Warehouse under construction
Only a football pass north of that project, developers want to transform 1140 Frankford Ave., a shabby looking industrial garage that may or may not be in use by adding two new stories. The building was acquired at the end of 2013 for a hefty $220K and sits next to a wide open lot that covers a few addresses and is used for industrial storage. The building will be used for office space, though we couldn't tell you what business will occupy it. The ZBA gave their approval this week.
Looking at an old listing, we see that the white two-story building was once an ambulance service center. Alexander Ginzburg purchased the building, along with the adjacent pair of lots, back in 2003 for a combined $30K. The Google Maps time machine function suggests that the little building has possibly been converted into a home and the lots have been used as a yard in recent years. At one point, we noticed a kiddie pool. Public record suggests that the lots are still owned by the same person, but there's a decent chance that a developer has stepped in and the City's records haven't caught up yet.
For awhile now, we've had our eye on a large vacant lot where Berks and Hewson Streets meet Wildey Street right next to I-95. We first came here three years ago, with plans for thirteen homes over two different projects, five of which were going to have garages. But that plan never came to fruition. Just a year ago we checked back in and described a modified plan for thirteen homes, only this time with a drive-aisle on Wildey Street. As opposed to the first plan, this one has actually moved forward. Passing by the other day, we spied a row of seven homes on Berks St. that seem to be approaching completion.
View on Berks St.
According to the project website, four of these homes are already sold, suggesting that the homes that aren't fenced in could already be finished. With obvious success for the first phase of homes, the developers have gotten moving on phase two. Six more homes are now getting framed out on Hewson Street.

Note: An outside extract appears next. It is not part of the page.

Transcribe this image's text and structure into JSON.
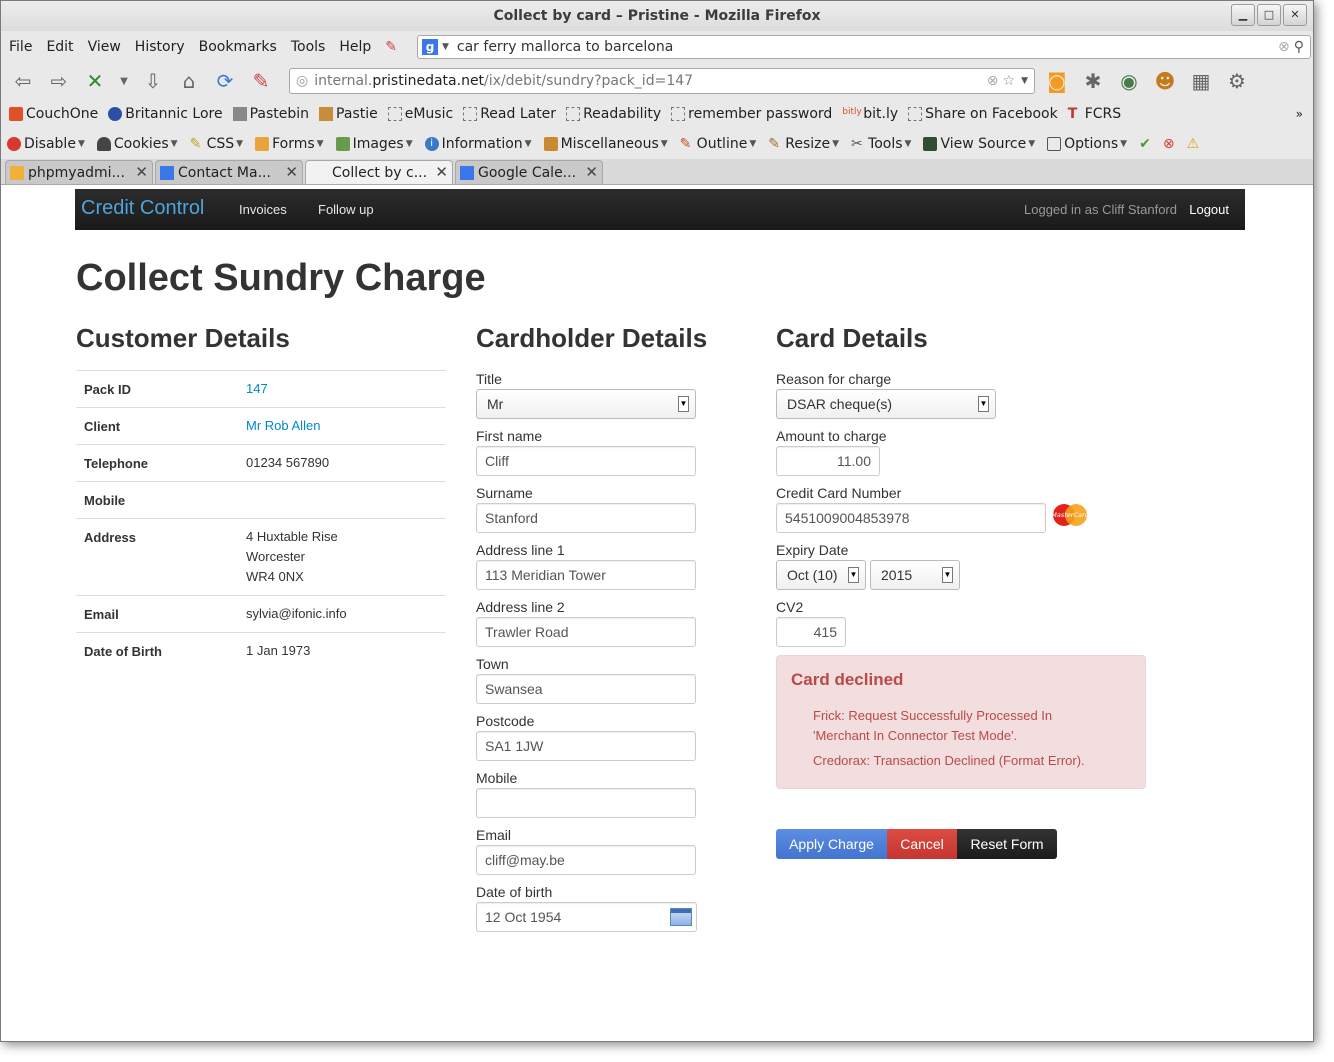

It's no shock to see development these days in the neighborhoods represented by Fishtown Neighbors Association, East Kensington Neighbors Association, and Olde Richmond Civic Association. And while construction seems constant on corridors like Girard Avenue and Frankford Avenue, Aramingo Avenue often seems like the forgotten street in the area. And we'd posit that it's for a reason. The first two corridors have walkability on their side, while Aramingo is principally for cars. But as development continues in the area, we've seen an increasing number of projects near Aramingo. Take, for instance, the Cumberland Point Townhomes.
View of two of the homes
Project site plan
Developers purchased two vacant lots at 2630-32 E. Cumberland St. last summer, and they're now in the process of building three homes on the site. As you can see in the site plan above, two of the homes are fronting Cumberland Street, and the third home will front Letterly Street. One of the Cumberland homes will have a garage, and the other two homes will have open-air spots, accessed on Letterly. It's a clever way to squeeze an extra home onto the space provided by the combination of two large vacant lots. The homes on Cumberland are currently listed for sale, priced just below $400K.
A little over a year ago, we visited the 1300 block of Crease St., a narrow street that runs between Thompson St. and Frankford Ave. and possesses an array of homes with varying architectural styles. Parking is king on this block, and most homes either have garages or large driveways. When we last visited, we told you of plans for four new homes on this block near Frankford Avenue. Checking back in, we can see that the homes are done, with three under agreement and one more available for sale. In the sense that they don't look like many of the other homes on the block, they fit right in.
Four new homes at the end of the block
Today we move down the block, closer to Thompson St., and consider 1321 Crease St., currently a vacant lot, vacant home, a rough looking garage.
Looking up Crease St.
This home could go
Last year, developers came before the community and got support to build a four-unit condo building here. Myphillykind had the lowdown on the project, and had some renderings that showed exactly what was proposed.